The Supreme Court said on Wednesday it would be listed for hearing after Holi break appeals challenging the Karnataka High Court’s order which dismissed petitions against the banning of Hijab in educational institutions.
A bench of India’s Chief Justice NV Ramana and Justices AS Bopanna and Hima Kohli said he would consider listing pleas after the Holi vacation after lead counsel Sanjay Hegde, appearing for the petitioners, requested an urgent hearing.
“The emergency is that there are several girls who have to attend colleges. List this on Monday,” Hegde said.
To this, the CJI said, “Others have also mentioned. We’ll see, we’ll post the case. Let’s see, we’ll publish the case after the Holi holiday.
Some of the High Court petitioners have gone to the Supreme Court to challenge the order upholding the Karnataka government order which directs the strict enforcement of Uniform School and College Rules.

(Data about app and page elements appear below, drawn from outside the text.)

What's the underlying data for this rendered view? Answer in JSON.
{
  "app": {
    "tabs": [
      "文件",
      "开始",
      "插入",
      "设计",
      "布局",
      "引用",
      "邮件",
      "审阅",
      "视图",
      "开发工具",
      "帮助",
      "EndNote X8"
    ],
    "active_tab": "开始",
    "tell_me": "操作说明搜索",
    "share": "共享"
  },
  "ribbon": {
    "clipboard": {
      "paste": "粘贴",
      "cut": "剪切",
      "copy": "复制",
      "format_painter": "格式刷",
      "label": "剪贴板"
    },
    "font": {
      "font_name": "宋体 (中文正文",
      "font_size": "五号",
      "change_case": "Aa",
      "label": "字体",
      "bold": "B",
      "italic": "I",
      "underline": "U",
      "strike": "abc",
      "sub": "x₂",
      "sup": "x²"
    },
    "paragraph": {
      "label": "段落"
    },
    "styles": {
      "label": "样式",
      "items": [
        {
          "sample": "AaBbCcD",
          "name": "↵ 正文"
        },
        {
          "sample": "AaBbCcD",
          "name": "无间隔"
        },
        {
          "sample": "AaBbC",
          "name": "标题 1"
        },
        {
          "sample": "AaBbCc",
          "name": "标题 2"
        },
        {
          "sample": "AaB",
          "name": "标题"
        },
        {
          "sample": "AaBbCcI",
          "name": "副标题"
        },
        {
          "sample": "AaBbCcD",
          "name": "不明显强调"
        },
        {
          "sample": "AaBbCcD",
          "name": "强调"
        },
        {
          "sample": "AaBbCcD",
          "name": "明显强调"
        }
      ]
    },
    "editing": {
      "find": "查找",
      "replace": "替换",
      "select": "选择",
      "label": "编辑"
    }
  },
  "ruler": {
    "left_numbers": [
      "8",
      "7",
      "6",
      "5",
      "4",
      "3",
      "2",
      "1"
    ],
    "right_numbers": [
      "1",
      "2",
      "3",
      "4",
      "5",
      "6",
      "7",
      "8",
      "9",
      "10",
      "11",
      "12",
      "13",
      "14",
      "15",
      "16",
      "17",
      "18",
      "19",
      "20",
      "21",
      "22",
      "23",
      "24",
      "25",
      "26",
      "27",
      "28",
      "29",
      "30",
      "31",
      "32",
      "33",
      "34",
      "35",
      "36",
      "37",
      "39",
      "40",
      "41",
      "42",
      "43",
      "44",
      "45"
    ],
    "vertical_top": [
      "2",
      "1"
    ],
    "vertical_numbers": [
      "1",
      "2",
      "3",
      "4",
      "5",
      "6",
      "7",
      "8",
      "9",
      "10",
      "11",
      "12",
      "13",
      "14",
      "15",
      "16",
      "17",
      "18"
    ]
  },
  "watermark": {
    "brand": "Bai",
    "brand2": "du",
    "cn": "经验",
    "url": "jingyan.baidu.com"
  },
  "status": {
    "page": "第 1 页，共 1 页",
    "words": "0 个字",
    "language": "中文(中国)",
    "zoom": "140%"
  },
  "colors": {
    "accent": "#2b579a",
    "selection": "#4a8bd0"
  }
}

One of the appeals to the highest court alleged “mother-in-law behavior by government authorities which prevented students from practicing their faith and resulted in an undesirable public order situation”.
The appeal said the High Court, in its contested order, “violently failed to apply its spirit and was unable to appreciate the gravity of the situation as well as the centrality of the essential religious practices enshrined in section 25 of the Constitution of India”.
“Wearing the hijab or headscarf is an essential practice for the practice of Islam,” he added.
A Karnataka High Court bench comprising Chief Justice Ritu Raj Awasthi, Justice Krishna S Dixit and Justice JM Khazi said on Tuesday that the uniform requirement is a reasonable restriction which students cannot object to. and rejected various petitions challenging the banning of Hijab in educational institutions saying they are without merit.
The hijab row erupted in January this year when Government PU College, Udupi allegedly banned six hijab-wearing girls from entering. Following this, the girls sat down in protest outside the university after being denied entry.
After that, boys from several colleges in Udupi started attending classes wearing saffron scarves. This protest has also spread to other parts of the state, leading to protests and unrest in several places in Karnataka.
As a result, the Karnataka government declared that all students should adhere to uniform and banned the hijab and saffron headscarves until a committee of experts ruled on the matter.
On February 5, the Board of Pre-College Education issued a circular stating that students could only wear uniforms approved by the school administration and that no other religious attire would be permitted in colleges.
The order stated that in the event that a uniform is not prescribed by management committees, students should wear robes which go well with the idea of equality and unity, and do not disturb the social order.
A batch of petitions have been filed against government rule in the Karnataka High Court by girls seeking permission to wear hijab in educational institutions.
On February 10, the High Court issued an interim order stating that students should not wear any religious attire in class until the court issues the final order. Hearings in the Hijab case ended on February 25 and the court reserved judgment.